▶ **Task directions**
Copy every line that contains the string "Reserved" from the entries below.

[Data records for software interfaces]
________

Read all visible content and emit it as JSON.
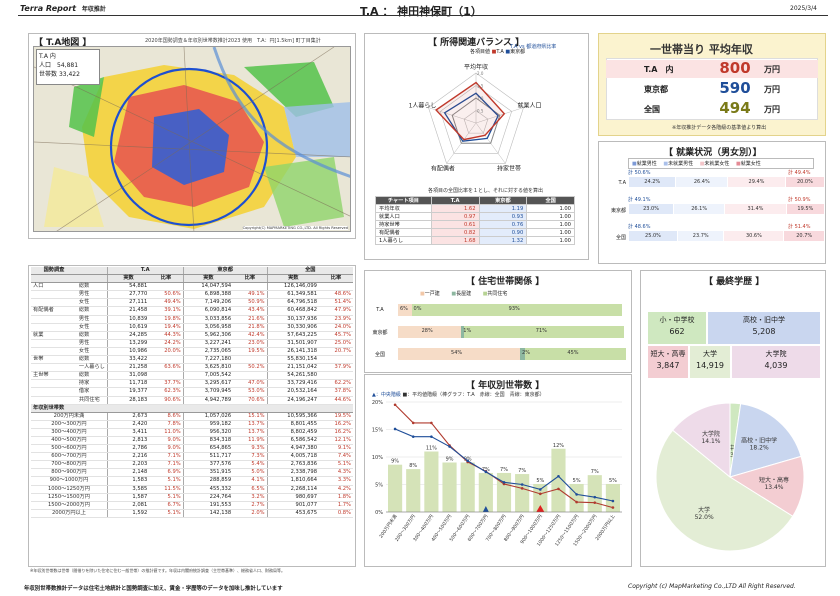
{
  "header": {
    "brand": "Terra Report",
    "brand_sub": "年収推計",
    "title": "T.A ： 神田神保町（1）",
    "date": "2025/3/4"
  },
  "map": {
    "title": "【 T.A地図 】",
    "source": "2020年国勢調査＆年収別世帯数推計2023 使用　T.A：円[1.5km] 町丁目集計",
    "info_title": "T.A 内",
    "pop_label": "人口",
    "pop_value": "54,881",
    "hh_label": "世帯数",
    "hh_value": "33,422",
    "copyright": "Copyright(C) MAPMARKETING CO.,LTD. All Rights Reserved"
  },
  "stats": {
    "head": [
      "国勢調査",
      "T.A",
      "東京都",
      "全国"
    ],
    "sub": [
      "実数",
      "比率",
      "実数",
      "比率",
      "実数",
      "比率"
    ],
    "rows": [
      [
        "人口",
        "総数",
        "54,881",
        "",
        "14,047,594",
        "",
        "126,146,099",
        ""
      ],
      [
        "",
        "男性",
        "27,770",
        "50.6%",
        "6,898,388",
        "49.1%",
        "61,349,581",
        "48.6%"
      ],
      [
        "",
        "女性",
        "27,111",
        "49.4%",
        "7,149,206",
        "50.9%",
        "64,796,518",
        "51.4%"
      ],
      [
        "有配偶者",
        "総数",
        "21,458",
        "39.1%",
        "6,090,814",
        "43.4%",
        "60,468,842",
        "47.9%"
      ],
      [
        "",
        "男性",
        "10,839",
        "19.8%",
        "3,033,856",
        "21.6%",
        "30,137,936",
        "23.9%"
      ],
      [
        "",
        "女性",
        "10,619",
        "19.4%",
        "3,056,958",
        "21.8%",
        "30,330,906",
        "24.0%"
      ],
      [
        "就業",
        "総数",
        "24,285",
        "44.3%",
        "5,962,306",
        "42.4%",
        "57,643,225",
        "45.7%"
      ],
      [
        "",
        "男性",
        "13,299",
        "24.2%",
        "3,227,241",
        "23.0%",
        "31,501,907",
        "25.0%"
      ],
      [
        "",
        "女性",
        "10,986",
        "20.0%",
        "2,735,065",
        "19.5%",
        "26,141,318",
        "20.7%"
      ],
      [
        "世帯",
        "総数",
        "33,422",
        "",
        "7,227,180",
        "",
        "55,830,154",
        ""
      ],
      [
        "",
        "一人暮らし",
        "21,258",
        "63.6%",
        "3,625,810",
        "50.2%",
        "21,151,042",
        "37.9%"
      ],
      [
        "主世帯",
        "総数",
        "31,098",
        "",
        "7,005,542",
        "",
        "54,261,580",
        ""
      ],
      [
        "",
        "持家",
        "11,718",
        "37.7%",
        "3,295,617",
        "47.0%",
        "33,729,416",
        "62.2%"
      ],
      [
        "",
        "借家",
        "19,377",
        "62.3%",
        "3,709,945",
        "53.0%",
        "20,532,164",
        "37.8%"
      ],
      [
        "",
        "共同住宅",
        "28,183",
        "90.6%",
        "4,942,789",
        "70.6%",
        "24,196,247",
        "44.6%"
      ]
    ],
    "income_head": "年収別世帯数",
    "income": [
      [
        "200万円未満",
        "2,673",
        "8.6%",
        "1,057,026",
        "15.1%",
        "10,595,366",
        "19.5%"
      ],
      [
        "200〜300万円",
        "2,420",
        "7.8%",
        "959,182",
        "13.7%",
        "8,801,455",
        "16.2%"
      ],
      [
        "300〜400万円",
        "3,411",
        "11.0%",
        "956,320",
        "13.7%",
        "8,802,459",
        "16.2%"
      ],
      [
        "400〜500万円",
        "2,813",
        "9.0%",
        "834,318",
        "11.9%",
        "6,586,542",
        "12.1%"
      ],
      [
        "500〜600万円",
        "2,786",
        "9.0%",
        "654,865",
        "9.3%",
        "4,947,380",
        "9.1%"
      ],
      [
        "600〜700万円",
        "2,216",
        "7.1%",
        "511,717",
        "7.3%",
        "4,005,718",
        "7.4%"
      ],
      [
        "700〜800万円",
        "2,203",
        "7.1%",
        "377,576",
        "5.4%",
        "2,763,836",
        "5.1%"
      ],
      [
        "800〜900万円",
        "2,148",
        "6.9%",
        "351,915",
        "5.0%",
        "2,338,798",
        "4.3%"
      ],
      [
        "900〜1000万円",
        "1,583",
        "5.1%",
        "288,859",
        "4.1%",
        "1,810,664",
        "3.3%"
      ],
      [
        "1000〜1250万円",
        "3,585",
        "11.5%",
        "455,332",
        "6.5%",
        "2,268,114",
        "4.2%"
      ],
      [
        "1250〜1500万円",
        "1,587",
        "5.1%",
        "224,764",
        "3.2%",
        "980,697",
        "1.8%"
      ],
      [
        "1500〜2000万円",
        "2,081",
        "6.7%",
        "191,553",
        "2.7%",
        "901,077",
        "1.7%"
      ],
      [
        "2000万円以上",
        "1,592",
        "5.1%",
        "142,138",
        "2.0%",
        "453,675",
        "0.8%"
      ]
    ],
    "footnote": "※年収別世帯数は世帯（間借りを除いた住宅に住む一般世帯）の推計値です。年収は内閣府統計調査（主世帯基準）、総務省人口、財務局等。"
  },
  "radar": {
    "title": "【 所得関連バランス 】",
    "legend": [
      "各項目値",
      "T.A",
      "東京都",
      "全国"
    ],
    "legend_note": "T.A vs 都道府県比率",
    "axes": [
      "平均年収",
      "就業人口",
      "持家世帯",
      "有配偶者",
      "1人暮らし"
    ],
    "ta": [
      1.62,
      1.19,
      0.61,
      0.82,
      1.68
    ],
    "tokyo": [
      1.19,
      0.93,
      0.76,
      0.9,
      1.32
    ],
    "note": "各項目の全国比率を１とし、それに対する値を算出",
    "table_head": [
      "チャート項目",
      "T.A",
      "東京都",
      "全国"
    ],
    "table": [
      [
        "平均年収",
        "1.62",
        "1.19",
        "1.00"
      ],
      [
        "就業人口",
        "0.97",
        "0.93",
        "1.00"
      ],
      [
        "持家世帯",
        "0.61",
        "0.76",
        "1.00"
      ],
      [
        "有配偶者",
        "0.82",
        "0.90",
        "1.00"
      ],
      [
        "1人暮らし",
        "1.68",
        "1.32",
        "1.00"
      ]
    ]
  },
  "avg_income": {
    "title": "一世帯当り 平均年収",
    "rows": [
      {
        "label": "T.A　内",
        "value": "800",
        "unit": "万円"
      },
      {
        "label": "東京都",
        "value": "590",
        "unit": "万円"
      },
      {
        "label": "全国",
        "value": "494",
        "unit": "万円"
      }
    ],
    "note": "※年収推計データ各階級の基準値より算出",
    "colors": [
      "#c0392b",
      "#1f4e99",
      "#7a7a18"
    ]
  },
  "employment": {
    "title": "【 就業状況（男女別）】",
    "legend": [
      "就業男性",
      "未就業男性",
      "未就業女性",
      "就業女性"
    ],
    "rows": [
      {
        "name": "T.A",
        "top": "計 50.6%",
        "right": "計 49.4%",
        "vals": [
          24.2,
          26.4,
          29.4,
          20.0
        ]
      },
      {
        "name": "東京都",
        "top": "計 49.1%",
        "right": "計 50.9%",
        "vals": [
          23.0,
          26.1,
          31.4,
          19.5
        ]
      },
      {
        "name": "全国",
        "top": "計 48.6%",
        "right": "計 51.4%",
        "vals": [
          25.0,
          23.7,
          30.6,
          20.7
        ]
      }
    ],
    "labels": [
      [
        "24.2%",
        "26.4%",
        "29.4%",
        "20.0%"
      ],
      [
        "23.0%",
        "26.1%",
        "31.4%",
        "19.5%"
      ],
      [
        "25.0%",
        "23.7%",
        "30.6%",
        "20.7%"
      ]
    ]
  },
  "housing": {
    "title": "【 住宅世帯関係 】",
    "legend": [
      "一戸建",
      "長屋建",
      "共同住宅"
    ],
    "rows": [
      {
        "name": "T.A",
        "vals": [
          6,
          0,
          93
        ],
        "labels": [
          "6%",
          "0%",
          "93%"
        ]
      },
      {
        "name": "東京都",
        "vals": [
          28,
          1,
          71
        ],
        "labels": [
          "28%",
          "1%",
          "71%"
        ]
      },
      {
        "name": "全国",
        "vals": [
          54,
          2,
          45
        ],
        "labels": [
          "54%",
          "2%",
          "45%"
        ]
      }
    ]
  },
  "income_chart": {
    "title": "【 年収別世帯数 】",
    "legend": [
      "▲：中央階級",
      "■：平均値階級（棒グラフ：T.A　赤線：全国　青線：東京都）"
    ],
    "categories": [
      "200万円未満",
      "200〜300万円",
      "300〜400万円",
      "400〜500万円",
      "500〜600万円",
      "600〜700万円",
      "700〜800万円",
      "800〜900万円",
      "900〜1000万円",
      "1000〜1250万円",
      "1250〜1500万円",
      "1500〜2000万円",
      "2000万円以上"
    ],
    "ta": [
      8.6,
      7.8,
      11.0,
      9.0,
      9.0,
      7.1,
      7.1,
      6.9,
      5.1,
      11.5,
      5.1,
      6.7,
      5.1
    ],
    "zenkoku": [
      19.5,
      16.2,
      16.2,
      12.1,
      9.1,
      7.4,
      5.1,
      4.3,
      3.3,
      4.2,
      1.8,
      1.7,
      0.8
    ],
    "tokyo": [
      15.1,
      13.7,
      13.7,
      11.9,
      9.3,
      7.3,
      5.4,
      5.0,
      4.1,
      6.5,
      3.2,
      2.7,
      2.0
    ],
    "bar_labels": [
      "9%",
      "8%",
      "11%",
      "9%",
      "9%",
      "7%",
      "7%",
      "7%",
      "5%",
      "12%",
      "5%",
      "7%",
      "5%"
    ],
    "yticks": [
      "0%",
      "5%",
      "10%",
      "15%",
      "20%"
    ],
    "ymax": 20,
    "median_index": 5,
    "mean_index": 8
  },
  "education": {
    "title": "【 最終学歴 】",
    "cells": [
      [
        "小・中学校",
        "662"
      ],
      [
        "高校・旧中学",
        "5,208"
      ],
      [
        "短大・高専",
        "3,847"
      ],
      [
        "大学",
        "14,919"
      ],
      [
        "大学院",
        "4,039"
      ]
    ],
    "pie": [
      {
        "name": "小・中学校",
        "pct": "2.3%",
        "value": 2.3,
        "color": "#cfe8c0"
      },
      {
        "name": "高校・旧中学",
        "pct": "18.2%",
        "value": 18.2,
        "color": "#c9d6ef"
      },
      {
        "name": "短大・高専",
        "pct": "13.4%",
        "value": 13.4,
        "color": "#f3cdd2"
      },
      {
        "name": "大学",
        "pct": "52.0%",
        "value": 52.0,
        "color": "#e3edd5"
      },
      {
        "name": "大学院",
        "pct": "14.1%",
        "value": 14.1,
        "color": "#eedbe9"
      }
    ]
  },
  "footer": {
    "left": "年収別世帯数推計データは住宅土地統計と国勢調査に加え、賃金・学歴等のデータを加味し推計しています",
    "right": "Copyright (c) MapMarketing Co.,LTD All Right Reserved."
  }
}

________

▶ **Written response**
    "copyright": "Copyright(C) MAPMARKETING CO.,LTD. All Rights Reserved"
    "right": "Copyright (c) MapMarketing Co.,LTD All Right Reserved."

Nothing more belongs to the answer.